Average User Score: 7.8Jul 23, 2011Civilization V is a deep, refreshing take on the Civilization franchise. In past iterations the player needed to be diplomatic in order toCivilization V is a deep, refreshing take on the Civilization franchise. In past iterations the player needed to be diplomatic in order to rule the world. Oh, did I say deep and refreshing? Forgive me, I meant to say that Civilization V, in comparison to its predecessors, is shallow in game mechanics which ultimately left me regretful for not reading more reviews before the big purchase. Luckily I found Civ V on sale for about $20 dollars and that's just about what this game seems to be worth. Why Sid Meier and his teams left critical gameplay features on the cutting room floor escapes me. Religion, a major staple of the Civilization franchise, has been completely removed. Diplomacy consists of few clickable options such as trading, war, and "discussions," which truly only serves as a shortcut to the trading screen. However, Civilization V is not a hole-filled game.
After playing several long matches on standard settings I will say that Civilization V picks up the slack of its former iterations. Cities are much harder to capture. They require the coordination of several units, all on the offensive against powerful city cannons that can brush away small forces. Military combat is much more streamlined; with hexagonal tiles and no unit stacking, smart tactical management of the player's units takes a major role in world dominance. Although combat is much improved, other methods of winning matches are shadowed by the polished combat systems. In every match I played, online and offline, I found that players and AI opt for the Dominance victory instead of the more peaceful options such as cultural or scientific victories. Towards the end of long games, many players will have a hefty income of gold and will be able to instantly purchase whole armies or buildings, easily turning the tide of a battle. Whether or not this option is a glorious feature or a mechanic hinderance still eludes me, perhaps some sort of penalty for abusing the new system could be set in place.

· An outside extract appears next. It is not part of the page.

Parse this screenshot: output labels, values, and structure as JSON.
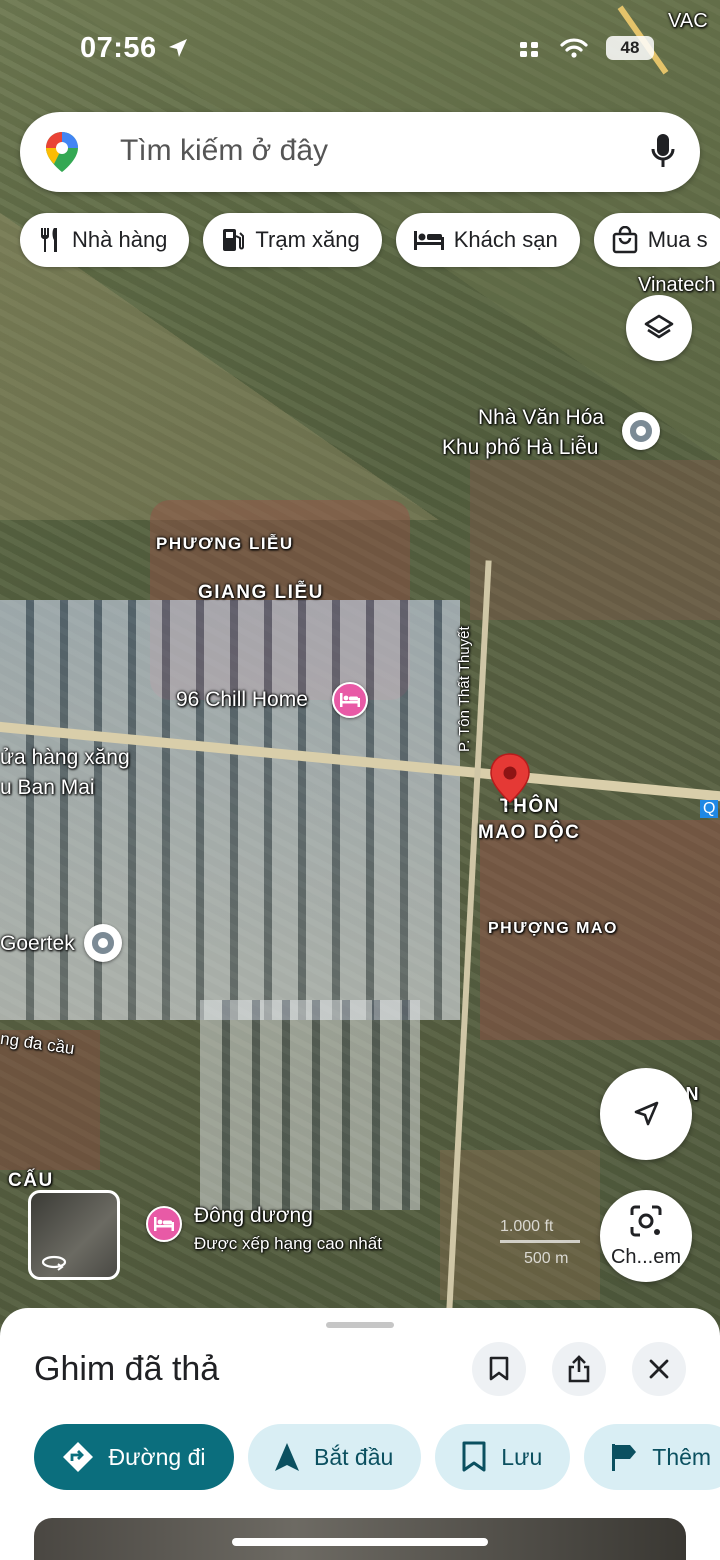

Civilization V would have worked at a higher plane had it choose to adopt the micro mechanics of Civilization IV while keeping the new military system. Diplomacy definitely needs more depth; the detail of the different world leaders and their backdrops are fun and animated, but it's only the icing on a cake made from rocks.… Expand